Property photography has become ever more important as most property searches now start online. The best way to get prospective buyers through the door is through photography that creates a welcoming atmosphere and showcases the best features of a property.
Aside from having the essential camera gear in your toolkit (read The Essential Kit List for a Property Photographer) and knowing your way around a camera, flash and tripod, there’s a lot more to becoming a great property photographer.
1. Learn the specifics of property photography
What is quite unique about property photography for commercial purposes is that while a lot of photography centres around capturing a subject, property photography is about capturing and visualising space.
Property photography can involve still shots, slideshows, virtual tours and videos — whatever it takes to show the property off in its best light. Speaking of light, perfecting the balance between natural light and artificial light (your flash) is vital in bringing a home to life and creating natural the right ambience.
You can learn about the specifics, both through online resources such as the PFRE (Photography for Real Estate) blog and by studying the work of exemplary property photographers.
2. Stick to a routine
Working as a property photographer means you may have a varying schedule week to week, with meetings, shoots and editing to juggle. It may be difficult to adhere to a rigid daily structure, but building some sort of routine around your jobs, diary management and calling your various contacts is invaluable.
Having a well-structured routine will ensure that you always get the shots you need, you will always have time for editing, the client will always receive a consistent service, and you never get caught out having forgotten to charge your batteries. It is also likely that you’ll want to spend a large chunk of your time networking and reaching out to estate agents and property owners, so make it a priority to set aside time.
3. Please your clients
Gaining positive references, referrals and repeat business with previous clients hangs on the quality of the service you provide. As well as taking beautiful photos and editing them to a high standard, you should aim to delight your customer base by being professional at all times. Being a property photographer is about more than your creative skills; it's about business knowhow too.
Commit yourself to working in a reliable way: showing up on time, showing attention to detail and great care. Get a good understanding of each client's individual requirements, sharing your insight and ideas with them.
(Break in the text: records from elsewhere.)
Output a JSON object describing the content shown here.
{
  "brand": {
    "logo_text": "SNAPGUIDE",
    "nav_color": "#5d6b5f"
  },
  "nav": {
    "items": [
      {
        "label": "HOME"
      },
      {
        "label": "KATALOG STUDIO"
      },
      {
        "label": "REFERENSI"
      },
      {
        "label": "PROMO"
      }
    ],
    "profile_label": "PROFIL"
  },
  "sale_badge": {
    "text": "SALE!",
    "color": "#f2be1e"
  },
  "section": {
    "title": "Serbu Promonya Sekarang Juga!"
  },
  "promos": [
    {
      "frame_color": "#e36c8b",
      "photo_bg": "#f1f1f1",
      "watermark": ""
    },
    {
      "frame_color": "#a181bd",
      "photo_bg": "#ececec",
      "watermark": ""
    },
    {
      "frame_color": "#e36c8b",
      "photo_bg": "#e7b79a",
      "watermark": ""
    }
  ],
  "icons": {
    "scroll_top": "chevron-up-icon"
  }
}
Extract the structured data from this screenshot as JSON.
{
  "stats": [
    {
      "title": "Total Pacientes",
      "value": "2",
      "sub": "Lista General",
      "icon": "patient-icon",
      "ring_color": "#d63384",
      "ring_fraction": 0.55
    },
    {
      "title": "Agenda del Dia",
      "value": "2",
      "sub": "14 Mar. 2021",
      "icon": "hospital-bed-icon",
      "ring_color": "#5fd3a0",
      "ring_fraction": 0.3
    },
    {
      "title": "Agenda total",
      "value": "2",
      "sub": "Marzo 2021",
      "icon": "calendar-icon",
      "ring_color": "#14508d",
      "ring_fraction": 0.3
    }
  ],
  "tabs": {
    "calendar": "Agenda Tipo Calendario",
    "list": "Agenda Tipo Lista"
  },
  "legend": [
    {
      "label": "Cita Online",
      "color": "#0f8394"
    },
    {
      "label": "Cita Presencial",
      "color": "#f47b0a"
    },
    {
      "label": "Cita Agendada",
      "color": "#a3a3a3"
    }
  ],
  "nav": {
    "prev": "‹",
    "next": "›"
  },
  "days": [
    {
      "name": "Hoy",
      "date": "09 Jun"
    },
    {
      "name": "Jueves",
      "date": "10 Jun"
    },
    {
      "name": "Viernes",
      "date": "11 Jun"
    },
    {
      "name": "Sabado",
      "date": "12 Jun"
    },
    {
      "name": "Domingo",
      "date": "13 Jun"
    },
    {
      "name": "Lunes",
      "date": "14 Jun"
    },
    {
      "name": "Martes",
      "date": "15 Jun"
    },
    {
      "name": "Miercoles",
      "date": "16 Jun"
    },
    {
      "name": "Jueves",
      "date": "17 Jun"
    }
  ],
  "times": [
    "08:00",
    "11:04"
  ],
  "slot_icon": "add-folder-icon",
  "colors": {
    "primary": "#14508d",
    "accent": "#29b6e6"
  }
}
4. Network to grow your business
If you want to make a living out of property photography, it’s necessary to have a constant stream of clients and jobs.
Consider setting weekly targets such as the number of hours you devote to winning new business, the number of people you reach out to or the number of new jobs you acquire. This will keep you focused on growing your business.
5. Constantly improve your skills
Your work towards becoming an extraordinary property photographer is never over. You can continue to hone your skills and style as you progress over the coming weeks, months and throughout your career.
Keep becoming a better photographer. Get into the practice of taking photos every day and picking up new skills such as natural HDR (bracketing), and in editing and lighting your shots. Look to others in the property photography field, and in other fields too, to provide inspiration. Reach out to them if you like their work. You may find you can mutually share advice and experiences.
To add another string to your bow also learn how to draw floor plans. This will provide added value as a property photographer by being able to provide accurate floor plan sketches for your clients.